Mark Medoff, a provocative playwright whose Children of a Lesser God won Tony and Olivier awards and whose screen adaptation of his play earned an Oscar nomination, has died in Las Cruces, New Mexico, aged 79.
Medoff died on Tuesday in a hospice surrounded by family, according to his daughter, Jessica Bunchman. He reportedly had been battling cancer.
Medoff wrote 30 plays and wrote, produced or directed 19 movies. He found his greatest success with Children of a Lesser God, the tale of a troubled love affair between a speech teacher and a deaf woman who struggle to overcome the communications gap between their two cultures.
Phyllis Frelich won a Tony in 1980 for her Broadway portrayal of Sarah Norman, the deaf woman at the heart of the play, which ran for almost 900 performances.
Children of a Lesser God was later made into a movie, which won an Academy Award for actress Marlee Matlin opposite William Hurt. Medoff co-wrote the screenplay, according to a family statement released on Wednesday.
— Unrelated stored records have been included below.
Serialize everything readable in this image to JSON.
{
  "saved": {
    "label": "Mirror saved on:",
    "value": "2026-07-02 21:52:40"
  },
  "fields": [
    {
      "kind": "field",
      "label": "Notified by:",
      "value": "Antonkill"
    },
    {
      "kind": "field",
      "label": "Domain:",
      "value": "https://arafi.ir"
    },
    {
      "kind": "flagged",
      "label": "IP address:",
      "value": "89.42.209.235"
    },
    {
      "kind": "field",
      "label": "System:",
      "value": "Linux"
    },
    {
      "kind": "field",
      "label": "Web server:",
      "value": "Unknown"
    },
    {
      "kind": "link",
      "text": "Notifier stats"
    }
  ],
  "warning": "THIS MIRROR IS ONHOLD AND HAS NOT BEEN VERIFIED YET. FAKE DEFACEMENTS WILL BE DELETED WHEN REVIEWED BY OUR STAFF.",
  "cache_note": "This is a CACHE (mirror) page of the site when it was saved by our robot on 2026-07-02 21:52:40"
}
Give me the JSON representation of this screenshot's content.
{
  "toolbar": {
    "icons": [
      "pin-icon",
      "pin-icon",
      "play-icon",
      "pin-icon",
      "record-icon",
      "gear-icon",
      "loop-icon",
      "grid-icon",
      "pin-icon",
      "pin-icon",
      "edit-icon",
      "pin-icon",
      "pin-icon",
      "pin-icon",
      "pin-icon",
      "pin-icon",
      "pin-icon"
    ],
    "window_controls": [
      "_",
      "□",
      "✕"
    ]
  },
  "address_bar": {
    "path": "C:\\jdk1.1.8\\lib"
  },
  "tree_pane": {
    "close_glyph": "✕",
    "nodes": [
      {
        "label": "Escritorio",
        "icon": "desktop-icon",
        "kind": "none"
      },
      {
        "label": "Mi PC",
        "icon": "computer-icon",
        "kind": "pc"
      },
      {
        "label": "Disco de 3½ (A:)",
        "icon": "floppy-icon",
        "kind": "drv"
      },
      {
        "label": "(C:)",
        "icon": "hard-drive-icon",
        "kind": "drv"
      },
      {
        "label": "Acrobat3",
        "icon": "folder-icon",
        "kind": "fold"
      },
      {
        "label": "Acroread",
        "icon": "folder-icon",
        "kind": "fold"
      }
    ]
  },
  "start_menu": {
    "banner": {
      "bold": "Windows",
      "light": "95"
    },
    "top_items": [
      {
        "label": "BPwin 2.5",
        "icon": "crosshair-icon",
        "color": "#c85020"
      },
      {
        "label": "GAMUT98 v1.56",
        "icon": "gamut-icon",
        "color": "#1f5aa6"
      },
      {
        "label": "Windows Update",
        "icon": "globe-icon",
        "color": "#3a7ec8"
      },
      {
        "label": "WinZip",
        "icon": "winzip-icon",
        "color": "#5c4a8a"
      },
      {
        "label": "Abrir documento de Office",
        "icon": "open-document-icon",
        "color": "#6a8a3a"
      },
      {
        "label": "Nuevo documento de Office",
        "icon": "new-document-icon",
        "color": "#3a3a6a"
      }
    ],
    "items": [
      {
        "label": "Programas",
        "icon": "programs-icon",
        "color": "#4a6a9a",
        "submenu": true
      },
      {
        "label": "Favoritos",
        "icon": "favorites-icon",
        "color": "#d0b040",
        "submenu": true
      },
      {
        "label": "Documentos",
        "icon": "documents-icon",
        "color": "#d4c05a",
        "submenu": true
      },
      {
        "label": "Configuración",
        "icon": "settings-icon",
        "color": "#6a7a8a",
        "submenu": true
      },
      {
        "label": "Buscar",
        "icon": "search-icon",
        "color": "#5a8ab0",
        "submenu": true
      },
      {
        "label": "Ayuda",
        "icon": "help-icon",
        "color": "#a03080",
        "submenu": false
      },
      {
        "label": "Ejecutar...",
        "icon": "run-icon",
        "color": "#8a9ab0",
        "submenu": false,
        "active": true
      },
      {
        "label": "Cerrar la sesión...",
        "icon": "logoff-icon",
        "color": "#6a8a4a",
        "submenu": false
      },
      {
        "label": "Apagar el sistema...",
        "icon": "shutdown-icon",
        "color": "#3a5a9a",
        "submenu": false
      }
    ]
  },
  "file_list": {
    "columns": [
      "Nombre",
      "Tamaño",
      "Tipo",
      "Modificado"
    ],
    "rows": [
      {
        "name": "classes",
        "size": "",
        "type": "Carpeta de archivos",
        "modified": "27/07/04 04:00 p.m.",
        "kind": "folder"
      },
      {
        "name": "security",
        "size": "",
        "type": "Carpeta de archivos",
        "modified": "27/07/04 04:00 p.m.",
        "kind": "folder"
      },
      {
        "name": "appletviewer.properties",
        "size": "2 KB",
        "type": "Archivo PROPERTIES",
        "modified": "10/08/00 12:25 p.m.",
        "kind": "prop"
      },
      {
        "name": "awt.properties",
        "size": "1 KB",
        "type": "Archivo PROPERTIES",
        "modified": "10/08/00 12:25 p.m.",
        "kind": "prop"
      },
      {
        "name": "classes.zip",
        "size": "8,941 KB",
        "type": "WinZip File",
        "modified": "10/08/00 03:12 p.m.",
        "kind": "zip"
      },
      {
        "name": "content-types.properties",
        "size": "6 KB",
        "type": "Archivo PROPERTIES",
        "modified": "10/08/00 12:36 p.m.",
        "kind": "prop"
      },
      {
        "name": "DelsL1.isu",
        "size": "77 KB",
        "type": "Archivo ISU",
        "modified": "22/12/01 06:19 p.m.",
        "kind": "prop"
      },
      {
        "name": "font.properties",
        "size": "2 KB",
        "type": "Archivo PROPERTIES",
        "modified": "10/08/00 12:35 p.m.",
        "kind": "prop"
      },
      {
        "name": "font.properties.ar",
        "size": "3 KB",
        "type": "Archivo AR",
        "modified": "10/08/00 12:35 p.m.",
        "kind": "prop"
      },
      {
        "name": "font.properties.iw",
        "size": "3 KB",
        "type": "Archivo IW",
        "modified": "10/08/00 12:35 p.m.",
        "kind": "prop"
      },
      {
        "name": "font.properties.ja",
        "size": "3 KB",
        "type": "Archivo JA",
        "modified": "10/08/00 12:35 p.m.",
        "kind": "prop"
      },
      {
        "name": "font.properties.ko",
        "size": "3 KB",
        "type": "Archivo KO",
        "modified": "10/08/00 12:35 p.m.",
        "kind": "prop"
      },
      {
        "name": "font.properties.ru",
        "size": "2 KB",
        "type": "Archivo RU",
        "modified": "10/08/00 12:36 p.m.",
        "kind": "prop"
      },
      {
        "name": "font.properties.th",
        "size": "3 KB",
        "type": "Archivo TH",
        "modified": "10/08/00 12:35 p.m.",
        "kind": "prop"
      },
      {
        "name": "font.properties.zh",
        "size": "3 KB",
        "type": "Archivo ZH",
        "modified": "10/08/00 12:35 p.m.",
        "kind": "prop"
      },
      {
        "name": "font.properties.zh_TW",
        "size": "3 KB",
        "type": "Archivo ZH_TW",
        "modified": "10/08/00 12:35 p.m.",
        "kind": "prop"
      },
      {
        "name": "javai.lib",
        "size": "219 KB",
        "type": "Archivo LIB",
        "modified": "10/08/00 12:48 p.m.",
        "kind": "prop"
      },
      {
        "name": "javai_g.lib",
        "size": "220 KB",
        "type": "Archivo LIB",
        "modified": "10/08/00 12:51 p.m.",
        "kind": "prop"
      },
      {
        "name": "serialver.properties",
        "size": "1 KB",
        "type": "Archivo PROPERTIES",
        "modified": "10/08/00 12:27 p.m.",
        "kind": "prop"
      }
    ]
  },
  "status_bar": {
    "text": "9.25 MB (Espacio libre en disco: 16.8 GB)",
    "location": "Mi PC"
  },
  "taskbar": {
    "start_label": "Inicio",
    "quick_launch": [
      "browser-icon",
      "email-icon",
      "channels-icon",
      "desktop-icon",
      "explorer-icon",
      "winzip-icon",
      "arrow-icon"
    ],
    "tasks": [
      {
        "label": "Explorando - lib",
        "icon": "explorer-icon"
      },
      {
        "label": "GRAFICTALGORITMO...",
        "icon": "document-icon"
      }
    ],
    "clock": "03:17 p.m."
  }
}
"He had a way of making every creative heart with whom he worked feel as if their work, or their part in his work, was the single most important thing to him in the moment. In turn, hundreds of writers, actors, directors and creatives all over the world consider Mark Medoff a mentor," the statement said.
Matlin tweeted on Wednesday: "Mark Medoff, the brilliant mind behind the Tony Award winning play, Children Of A Lesser God, has passed at 79. He insisted and fought the studio that the role be played by a deaf actor; I would not be here as an Oscar winner if it weren't for him. RIP Dear Mark."
A Broadway revival last year of Children of a Lesser God starred Joshua Jackson and Lauren Ridloff, a former Miss Deaf America who earned a Tony nomination.
Medoff's work often tackled social issues, from animal testing and AIDS in the play Prymate, to American myths and disorders in the Obie-winning stage work When You Comin' Back, Red Ryder to poverty in India in his screenplay for the 1992 film City of Joy.
His 2015 play, Marilee and Baby Lamb: The Assassination of an American Goddess, is about the last days of Marilyn Monroe.
"Everything I do probably starts more from a social-issue impulse than anything else," the playwright told The Associated Press in 2004.
"I went to a psychologist when I was 18 or 19 and he said I was the first kid he'd ever met who was rebelling against a happy childhood. So when I started writing, I began to expropriate social issues and quickly roped myself out of my angst."
Medoff was inspired to write Children of a Lesser God after meeting Frelich and her husband, Robert Steinberg, a lighting designer.
"I told him there were no roles for deaf actresses," Frelich recalled.
"He said, 'OK, I'll write a play for you.' He did. He went home and wrote Children of a Lesser God. He wanted to write a good play."
Australian Associated Press